• **To do**
Write out only the tail of the records, beginning at the line containing "Extract the structured" and including the last line, exactly as written.

[Saved entries]
== Segment start ==
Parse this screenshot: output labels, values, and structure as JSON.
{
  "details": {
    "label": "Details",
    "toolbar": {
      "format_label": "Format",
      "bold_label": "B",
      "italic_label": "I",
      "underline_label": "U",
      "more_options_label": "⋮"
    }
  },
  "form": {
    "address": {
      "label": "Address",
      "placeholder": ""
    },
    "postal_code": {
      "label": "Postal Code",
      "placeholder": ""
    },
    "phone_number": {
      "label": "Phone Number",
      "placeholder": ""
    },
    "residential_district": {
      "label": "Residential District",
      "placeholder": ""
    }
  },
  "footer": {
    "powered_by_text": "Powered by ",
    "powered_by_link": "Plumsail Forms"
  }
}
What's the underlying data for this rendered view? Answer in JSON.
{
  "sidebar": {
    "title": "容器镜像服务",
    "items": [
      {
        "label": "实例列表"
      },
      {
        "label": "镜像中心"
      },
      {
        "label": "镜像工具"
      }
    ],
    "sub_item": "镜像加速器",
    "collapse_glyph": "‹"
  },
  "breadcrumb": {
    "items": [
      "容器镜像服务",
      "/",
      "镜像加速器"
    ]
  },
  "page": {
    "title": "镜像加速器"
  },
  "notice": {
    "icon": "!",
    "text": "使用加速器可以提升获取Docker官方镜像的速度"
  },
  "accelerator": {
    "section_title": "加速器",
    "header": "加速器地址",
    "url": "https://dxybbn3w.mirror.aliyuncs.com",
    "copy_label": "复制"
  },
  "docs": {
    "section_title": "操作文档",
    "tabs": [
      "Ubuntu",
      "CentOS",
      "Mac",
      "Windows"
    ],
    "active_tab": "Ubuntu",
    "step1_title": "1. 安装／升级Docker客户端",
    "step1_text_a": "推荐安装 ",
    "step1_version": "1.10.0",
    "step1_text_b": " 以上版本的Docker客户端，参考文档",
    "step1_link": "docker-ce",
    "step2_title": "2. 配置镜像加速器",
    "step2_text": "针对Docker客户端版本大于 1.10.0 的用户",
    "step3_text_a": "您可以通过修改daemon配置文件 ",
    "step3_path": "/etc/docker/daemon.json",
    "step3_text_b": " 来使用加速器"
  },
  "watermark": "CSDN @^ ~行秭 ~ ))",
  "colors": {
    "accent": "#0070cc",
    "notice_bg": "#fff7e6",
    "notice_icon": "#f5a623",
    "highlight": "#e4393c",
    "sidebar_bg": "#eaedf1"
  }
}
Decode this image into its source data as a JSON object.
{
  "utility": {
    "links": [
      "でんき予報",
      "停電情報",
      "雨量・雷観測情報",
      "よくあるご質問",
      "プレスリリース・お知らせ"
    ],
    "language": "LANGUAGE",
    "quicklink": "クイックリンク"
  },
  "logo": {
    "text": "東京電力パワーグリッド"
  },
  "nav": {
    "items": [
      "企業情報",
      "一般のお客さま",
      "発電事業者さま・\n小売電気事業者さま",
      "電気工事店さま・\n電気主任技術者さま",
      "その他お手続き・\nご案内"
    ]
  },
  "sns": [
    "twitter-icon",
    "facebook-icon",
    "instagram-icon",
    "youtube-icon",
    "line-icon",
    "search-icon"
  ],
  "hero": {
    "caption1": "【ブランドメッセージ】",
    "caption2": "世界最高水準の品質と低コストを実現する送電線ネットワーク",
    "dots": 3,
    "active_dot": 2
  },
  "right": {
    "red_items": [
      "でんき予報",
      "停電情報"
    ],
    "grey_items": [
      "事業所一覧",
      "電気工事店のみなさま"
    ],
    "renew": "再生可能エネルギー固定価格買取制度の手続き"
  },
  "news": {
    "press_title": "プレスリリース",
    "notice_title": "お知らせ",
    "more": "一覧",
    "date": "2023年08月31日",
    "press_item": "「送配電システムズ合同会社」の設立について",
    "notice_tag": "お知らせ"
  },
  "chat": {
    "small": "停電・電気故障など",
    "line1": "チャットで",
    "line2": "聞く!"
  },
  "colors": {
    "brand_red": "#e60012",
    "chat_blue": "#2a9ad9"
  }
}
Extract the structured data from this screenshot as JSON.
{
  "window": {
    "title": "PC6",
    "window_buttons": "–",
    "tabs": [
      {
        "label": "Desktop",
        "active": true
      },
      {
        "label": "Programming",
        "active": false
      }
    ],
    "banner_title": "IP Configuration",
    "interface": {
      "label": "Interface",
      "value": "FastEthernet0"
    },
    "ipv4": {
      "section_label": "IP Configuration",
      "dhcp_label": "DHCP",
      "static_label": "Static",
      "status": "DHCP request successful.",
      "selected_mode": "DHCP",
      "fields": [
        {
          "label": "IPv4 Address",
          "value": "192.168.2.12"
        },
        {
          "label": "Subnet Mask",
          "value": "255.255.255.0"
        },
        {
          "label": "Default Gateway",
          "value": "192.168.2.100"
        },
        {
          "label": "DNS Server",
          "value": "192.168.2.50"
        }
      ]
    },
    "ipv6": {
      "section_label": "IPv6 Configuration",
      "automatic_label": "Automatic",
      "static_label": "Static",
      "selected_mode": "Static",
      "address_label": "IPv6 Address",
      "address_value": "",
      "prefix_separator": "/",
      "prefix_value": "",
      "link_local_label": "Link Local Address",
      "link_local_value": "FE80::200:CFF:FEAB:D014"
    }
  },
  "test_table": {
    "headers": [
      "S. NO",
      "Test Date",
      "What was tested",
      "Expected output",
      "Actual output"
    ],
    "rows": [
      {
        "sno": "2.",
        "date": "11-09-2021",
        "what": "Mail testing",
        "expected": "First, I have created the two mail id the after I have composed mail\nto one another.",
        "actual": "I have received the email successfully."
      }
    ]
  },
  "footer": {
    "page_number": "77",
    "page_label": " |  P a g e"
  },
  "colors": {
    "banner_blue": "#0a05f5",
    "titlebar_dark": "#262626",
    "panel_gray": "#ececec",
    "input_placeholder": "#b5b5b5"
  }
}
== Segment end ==
• **Task response**
Extract the structured data from this screenshot as JSON.
{
  "window": {
    "title": "PC6",
    "window_buttons": "–",
    "tabs": [
      {
        "label": "Desktop",
        "active": true
      },
      {
        "label": "Programming",
        "active": false
      }
    ],
    "banner_title": "IP Configuration",
    "interface": {
      "label": "Interface",
      "value": "FastEthernet0"
    },
    "ipv4": {
      "section_label": "IP Configuration",
      "dhcp_label": "DHCP",
      "static_label": "Static",
      "status": "DHCP request successful.",
      "selected_mode": "DHCP",
      "fields": [
        {
          "label": "IPv4 Address",
          "value": "192.168.2.12"
        },
        {
          "label": "Subnet Mask",
          "value": "255.255.255.0"
        },
        {
          "label": "Default Gateway",
          "value": "192.168.2.100"
        },
        {
          "label": "DNS Server",
          "value": "192.168.2.50"
        }
      ]
    },
    "ipv6": {
      "section_label": "IPv6 Configuration",
      "automatic_label": "Automatic",
      "static_label": "Static",
      "selected_mode": "Static",
      "address_label": "IPv6 Address",
      "address_value": "",
      "prefix_separator": "/",
      "prefix_value": "",
      "link_local_label": "Link Local Address",
      "link_local_value": "FE80::200:CFF:FEAB:D014"
    }
  },
  "test_table": {
    "headers": [
      "S. NO",
      "Test Date",
      "What was tested",
      "Expected output",
      "Actual output"
    ],
    "rows": [
      {
        "sno": "2.",
        "date": "11-09-2021",
        "what": "Mail testing",
        "expected": "First, I have created the two mail id the after I have composed mail\nto one another.",
        "actual": "I have received the email successfully."
      }
    ]
  },
  "footer": {
    "page_number": "77",
    "page_label": " |  P a g e"
  },
  "colors": {
    "banner_blue": "#0a05f5",
    "titlebar_dark": "#262626",
    "panel_gray": "#ececec",
    "input_placeholder": "#b5b5b5"
  }
}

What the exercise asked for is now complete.